SANTA MONICA, CA -, an online resource for automotive information, estimated that the average automaker incentive in the United States was $2,588 per vehicle sold in February 2010, up $248, or 10.6%, from January 2010, but down $422, or 14%, from February 2009.

“Incentive spending went up last month for most major automakers as they tried to lure Toyota buyers to their brand,” says Jessica Caldwell, director of industry analysis for “Toyota needs to stay competitive in this area while rebuilding confidence in their vehicles.”

According to, combined incentives spending for domestic manufacturers averaged $3,394 per vehicle sold in February 2010, up from $2,968 in January 2010. From January 2010 to February 2010, European automakers increased incentives spending by $12 to $2,494 per vehicle sold; Japanese automakers increased incentives spending by $270 to $1,853 per vehicle sold; and Korean automakers decreased incentives spending by $630 to $1,676 per vehicle sold.

In February 2010, the industry's aggregate incentive spending is estimated to have totaled approximately $2.03 billion, up 24.8% from January 2010. Chrysler, Ford and General Motors spent an aggregate of $1.2 billion, or 58% of the total; Japanese manufacturers spent $571 million, or 28.3%; European manufacturers spent $165 million, or 8.2%; and Korean manufacturers spent $110 million, or 5.5%.

“February was the first time since August 1998 that Ford outsold General Motors,” says Senior Analyst Michelle Krebs in her report on “Ford has a lot of momentum right now, while GM has essentially stopped selling four of its brands.”

Among vehicle segments, large trucks had the highest average incentives, $4,194 per vehicle sold, followed by premium luxury car at $4,023. Subcompact cars had the lowest average incentives per vehicle sold, $1,205, followed by sport cars at $1,394. Analysis of incentives expenditures as a percentage of average sticker price for each segment shows large trucks averaged the highest, 12.4%, followed by large cars at 11.4% of sticker price.

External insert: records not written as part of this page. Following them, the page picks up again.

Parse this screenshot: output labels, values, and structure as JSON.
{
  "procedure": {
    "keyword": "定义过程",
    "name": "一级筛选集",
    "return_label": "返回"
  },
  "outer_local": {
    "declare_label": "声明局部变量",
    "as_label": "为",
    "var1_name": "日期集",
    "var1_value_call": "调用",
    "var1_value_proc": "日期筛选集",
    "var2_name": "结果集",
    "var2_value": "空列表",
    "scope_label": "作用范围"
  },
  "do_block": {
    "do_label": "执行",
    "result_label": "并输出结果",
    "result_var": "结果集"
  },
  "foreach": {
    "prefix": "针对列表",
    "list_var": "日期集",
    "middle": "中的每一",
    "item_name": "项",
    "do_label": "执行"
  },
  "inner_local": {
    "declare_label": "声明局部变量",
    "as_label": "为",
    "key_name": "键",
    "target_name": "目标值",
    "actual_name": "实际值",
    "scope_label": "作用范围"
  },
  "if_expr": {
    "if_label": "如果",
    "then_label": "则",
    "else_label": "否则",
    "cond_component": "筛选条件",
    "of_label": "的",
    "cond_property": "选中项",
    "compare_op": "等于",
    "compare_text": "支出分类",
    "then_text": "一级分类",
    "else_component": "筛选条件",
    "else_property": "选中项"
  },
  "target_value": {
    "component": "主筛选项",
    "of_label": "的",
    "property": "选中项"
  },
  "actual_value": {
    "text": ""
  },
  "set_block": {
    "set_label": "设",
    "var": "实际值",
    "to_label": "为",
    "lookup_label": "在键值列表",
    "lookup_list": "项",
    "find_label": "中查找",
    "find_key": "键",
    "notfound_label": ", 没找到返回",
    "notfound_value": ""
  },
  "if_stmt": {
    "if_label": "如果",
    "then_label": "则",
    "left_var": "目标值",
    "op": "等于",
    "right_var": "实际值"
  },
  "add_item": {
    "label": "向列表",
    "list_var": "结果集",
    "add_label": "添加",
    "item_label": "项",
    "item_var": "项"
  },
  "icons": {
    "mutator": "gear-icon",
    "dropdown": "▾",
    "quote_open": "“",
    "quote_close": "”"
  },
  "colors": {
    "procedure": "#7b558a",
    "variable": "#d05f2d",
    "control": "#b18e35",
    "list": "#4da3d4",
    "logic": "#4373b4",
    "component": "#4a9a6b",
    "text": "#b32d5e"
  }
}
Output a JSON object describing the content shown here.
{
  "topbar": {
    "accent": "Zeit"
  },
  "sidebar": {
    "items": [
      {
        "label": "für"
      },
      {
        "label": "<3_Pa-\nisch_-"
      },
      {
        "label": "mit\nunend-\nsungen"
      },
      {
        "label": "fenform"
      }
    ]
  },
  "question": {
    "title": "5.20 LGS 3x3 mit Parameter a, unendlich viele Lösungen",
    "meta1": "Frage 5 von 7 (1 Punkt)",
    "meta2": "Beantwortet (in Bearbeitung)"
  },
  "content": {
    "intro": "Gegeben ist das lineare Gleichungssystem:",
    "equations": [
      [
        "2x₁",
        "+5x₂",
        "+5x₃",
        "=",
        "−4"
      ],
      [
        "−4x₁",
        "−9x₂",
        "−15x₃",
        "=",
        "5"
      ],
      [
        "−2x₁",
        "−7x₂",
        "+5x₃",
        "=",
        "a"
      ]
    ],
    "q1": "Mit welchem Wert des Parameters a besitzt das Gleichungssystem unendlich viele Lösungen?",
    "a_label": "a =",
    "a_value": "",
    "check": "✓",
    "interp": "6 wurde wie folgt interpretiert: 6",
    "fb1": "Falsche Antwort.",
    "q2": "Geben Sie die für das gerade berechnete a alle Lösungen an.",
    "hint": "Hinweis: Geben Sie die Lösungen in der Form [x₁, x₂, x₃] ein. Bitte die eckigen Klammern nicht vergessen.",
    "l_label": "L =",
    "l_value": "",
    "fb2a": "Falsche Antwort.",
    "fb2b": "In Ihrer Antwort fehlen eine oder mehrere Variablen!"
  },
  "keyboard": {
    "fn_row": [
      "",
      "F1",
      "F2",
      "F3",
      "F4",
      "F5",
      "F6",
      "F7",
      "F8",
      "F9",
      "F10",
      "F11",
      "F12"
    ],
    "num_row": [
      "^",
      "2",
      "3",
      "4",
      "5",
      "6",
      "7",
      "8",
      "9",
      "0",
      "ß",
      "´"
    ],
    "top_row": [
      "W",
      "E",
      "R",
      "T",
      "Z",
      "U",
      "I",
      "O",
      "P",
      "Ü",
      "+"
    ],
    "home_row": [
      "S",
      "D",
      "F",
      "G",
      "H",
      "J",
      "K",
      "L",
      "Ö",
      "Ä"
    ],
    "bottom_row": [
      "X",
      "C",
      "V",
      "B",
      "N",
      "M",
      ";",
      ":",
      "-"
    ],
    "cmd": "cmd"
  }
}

Premium sport cars averaged the lowest with 1.7% and sport cars followed with 4.2% of sticker price.

Comparing all brands, in February smart spent the least, $341 followed by Scion at $426 per vehicle sold. At the other end of the spectrum, Lincoln spent the most, $5,568, followed by Hummer at $5,195 per vehicle sold. Relative to their vehicle prices, Saturn and Hummer spent the most, 14.9% and 13.6% of sticker price, respectively; while Porsche spent 1.4 and smart spent 2.3%.'s monthly True Cost of Incentives (TCI) report takes into account all automakers' various U.S. incentives programs, including subvented interest rates and lease programs, as well as cash rebates to consumers and dealers. To ensure the greatest possible accuracy, bases its calculations on sales volume, including the mix of vehicle makes and models for each month, as well as on the proportion of vehicles for which each type of incentive was used.